I felt that these VELCRO® Brand plant ties would be ideal for everyone, but perhaps they are especially useful, for those of us who have difficulty in tying knots, or have difficulty reaching up, or down, to tie in and secure their plants.
For me, sweet peas are one of the real joys of summer. The sweet pea’s frilly flowers have a powerful yet serene fragrance, which gently envelops the garden in its loveliness. The scent of sweet peas can fill your home too; they’re very floriferous plants that produce excellent cut flowers.
Sweet peas, also known by their botanical name of Lathyrus odoratus, are very accommodating – you can sow their seeds in September, though better still sow in late October, and at any time up until March, or even April at a push.
Though I didn’t find 2016 to be a particularly successful year for growing Sweet Peas – the plants grown for my 2016 Sweet Pea Trial didn’t produce as many flowers as I had hoped, my love of Sweet Peas has not diminished in strength. I love Sweet Peas. I highly recommend that you experience growing these magnificent annual flowers.
The Sweet Peas I have grown for the 2016 Sweet Pea Trial, are also known by their botanical name of Lathyrus odoratus.
I love Sweet Peas. Every year I look forward to being charmed by the Sweet Pea’s beautiful flowers and romanced by their heavenly fragrance. Sweet Peas are certainly an annual that I recommend you try growing. Sweet Peas, which are also known by their botanical name of Lathyrus odoratus, are very versatile, here in the UK, you can sow their seeds from September right through until April.

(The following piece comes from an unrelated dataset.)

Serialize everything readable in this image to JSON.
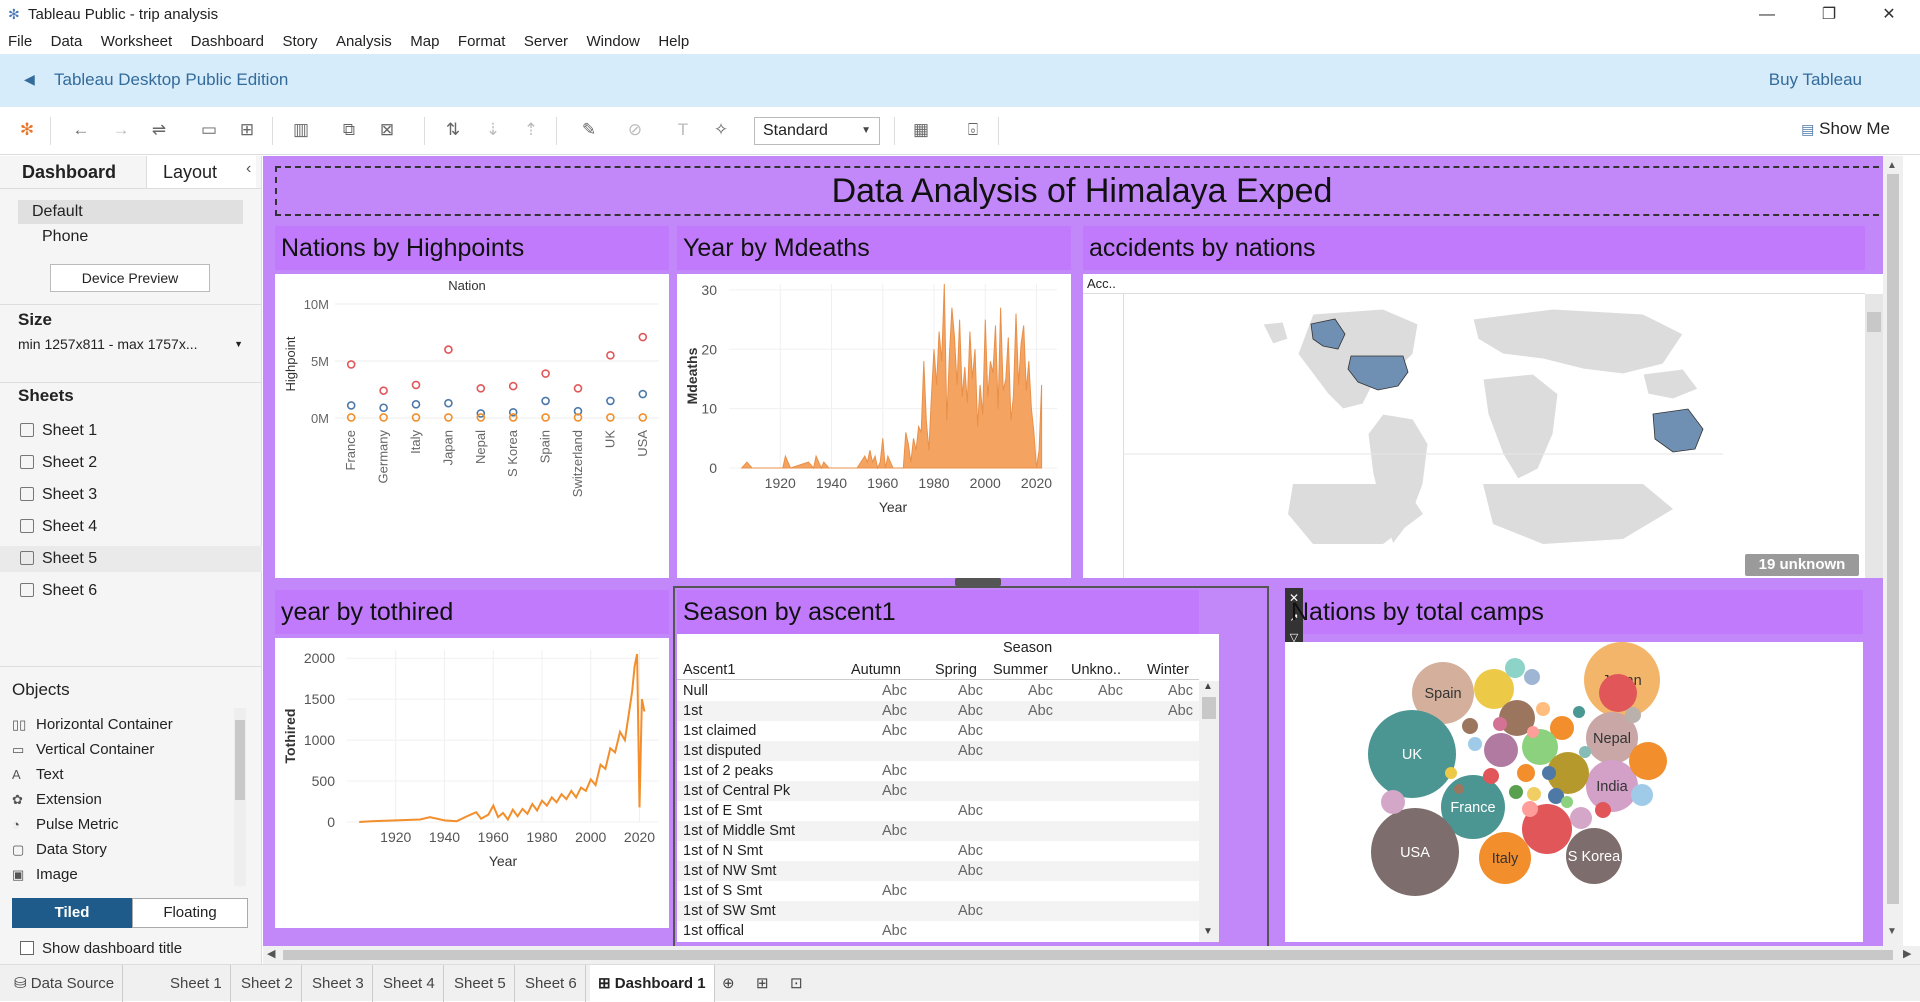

I enjoy the quiet romance of February in the garden. Here are some jobs you can be getting on with this month:
To enjoy the best flowering display from your Wisteria you need to prune it; you’ll enjoy more flowers of better quality, and it will look tidier. At this time of year the structure of the plant is clear of foliage, so it’s easy to see where to prune.
It’s an exciting time and romantic time in the garden, with lots to do this month and so much to look forward to! Take time out to relax and enjoy the wonderfully scented flowers of Daphne, Sarcococca and Hamamelis.
Prune Buddleja davidii now. If you’ve got an old and maybe rather neglected specimen, then rejuvenate it now by removing any old dead wood and cutting it back hard.